Re-“Orientation”

Good news on Russia becoming closer to China. Russia’s days as a European power are rapidly fading, as Russia is not economically, culturally, or politically on the same track as either the EU or the borderlands. Rather, Russia’s best seen as a Central Asian state, with a Central Asian route to development. Embracing China as a major customer for raw materials is a good move for this once great power:

The Weekly Standard
In the lead-up to Medvedev’s visit, the Chinese media made a special point of reporting on a recent survey of the Russian public. In the poll, conducted by the All-Russian Center for the Study of Public Opinion, China was mentioned most frequently when Russians were asked “Which country is friendliest towards Russia?”

Beyond the cordial welcome, Beijing’s assessment is that Medvedev’s decision to travel to China so soon after his inauguration reflected a number of geopolitical considerations. In addition to further consolidating bilateral ties which had reached “a historical high” under Putin, Medvedev saw in China “a breakthrough point” and “a special diplomatic arena” at a time when Moscow’s relations with Georgia, the EU, and the United States have all been strained.

Liberation Daily predicted that despite Medvedev’s “looking East,” Moscow will continue to strive for “a balanced diplomacy”:

Further, friendship with Russia removes possible friction for China, allowing her to rise without that pesky natural resource exporter on her northern frontier from causing too much trouble.

3 thoughts on “Re-“Orientation””

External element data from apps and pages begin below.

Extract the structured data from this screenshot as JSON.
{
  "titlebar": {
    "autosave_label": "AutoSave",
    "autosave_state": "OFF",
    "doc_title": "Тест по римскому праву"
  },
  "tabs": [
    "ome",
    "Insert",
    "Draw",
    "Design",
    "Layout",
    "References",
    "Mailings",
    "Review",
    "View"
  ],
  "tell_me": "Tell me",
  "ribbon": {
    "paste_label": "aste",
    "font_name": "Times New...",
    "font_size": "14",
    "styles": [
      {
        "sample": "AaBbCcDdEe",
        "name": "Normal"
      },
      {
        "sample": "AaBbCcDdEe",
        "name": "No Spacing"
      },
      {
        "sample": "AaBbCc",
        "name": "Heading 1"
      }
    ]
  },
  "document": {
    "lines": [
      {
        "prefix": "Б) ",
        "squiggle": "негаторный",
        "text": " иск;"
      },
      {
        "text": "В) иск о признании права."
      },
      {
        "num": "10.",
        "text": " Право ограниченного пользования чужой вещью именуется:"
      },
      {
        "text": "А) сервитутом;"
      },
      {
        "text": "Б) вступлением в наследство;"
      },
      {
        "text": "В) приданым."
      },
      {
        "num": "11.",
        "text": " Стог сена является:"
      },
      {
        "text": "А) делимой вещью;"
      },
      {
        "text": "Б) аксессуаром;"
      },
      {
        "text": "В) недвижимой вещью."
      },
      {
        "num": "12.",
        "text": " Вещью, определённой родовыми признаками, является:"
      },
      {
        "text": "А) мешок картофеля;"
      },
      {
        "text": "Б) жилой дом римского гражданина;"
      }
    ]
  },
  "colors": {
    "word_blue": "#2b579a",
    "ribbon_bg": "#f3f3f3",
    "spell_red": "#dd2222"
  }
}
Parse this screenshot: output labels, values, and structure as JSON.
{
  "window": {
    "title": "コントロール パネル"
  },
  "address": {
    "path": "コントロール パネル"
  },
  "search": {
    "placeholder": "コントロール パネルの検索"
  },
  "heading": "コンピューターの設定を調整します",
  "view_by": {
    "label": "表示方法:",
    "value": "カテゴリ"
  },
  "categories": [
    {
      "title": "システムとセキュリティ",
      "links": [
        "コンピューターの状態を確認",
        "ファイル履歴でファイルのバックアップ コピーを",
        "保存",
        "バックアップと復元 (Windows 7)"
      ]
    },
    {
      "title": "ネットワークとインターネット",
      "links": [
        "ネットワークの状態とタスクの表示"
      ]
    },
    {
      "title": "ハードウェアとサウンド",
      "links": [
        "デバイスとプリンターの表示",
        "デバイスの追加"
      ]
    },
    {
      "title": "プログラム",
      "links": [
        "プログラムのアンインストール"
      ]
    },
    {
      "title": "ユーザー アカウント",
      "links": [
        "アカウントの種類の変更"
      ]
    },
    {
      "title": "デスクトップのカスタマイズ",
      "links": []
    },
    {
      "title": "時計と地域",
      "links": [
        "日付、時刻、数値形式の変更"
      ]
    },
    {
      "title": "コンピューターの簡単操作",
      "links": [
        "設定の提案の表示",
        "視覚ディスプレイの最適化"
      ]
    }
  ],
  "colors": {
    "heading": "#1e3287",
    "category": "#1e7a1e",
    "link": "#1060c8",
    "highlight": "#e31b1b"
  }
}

  1. Thinking about Russia recently lead me to ask: Can we conceptualize a positive outcome for Russia in the 21st century? I mean, we have our pick of former communist countries and even former imperial powers to look to as examples, but Russia was special. Is there a country in the world that presented as much of a strategic threat to Europe for decades, maintained a global empire and exported a revolutionary ideology that was down right dangerous to the global order of the time? A country that financed insurgencies against their global rivals and sent advisors and even combat troops abroad to fuel proxy wars designed to bleed their rivals dry? Can we find such an example? A country that might allow us to imagine what Russia might be like in a decade or two? My answer: France.

    Now France was never a massive oil and gas exporter, so I realize the analogy isn’t perfect. But I do think Putin has been sounding very De Gaulleesque in the last couple years. From comparing Bush to Hitler to withdrawing from the conventional weapons treaty in Europe, it all reminds me of some of the more cantankerous stunts that De Gaulle pulled [1] as France settled into their postwar role as a second rate power (De Gaulle’s “stunts” included demanding gold instead of U.S. dollars, threatening to target England with France’s nuclear stockpile and quiting NATO; all far worse offenses then anything we’ve seen from Russia).

    And of course France, like Russia, has had plenty of ups and downs on their route to finding a system of government [2] that works for them.

    France’s obstinate post war attitude was, I believe, rooted in a sort of “stabbed in the back” national myth that held that England and the U.S. didn’t do enough to thwart German rearmament in the inter war period. Russia, as I understand it, is currently kicking around a “stabbed in the back” myth of their own, that holds that the west didn’t do enough to help Russia avert an economic collapse after the Soviet Union dissolved.

    Two decades hence, when we look at Russia, hopefully we’ll be able to see what we see today when we look at France; a cranky neutered super power with a declining population and often contrarian yet ultimately inert foreign policy.

    [1] http://academic.umf.maine.edu/~erb/200607/1eur4.htm
    [2] http://en.wikipedia.org/wiki/Fifth_French_Republic

Leave a Reply

Your email address will not be published. Required fields are marked *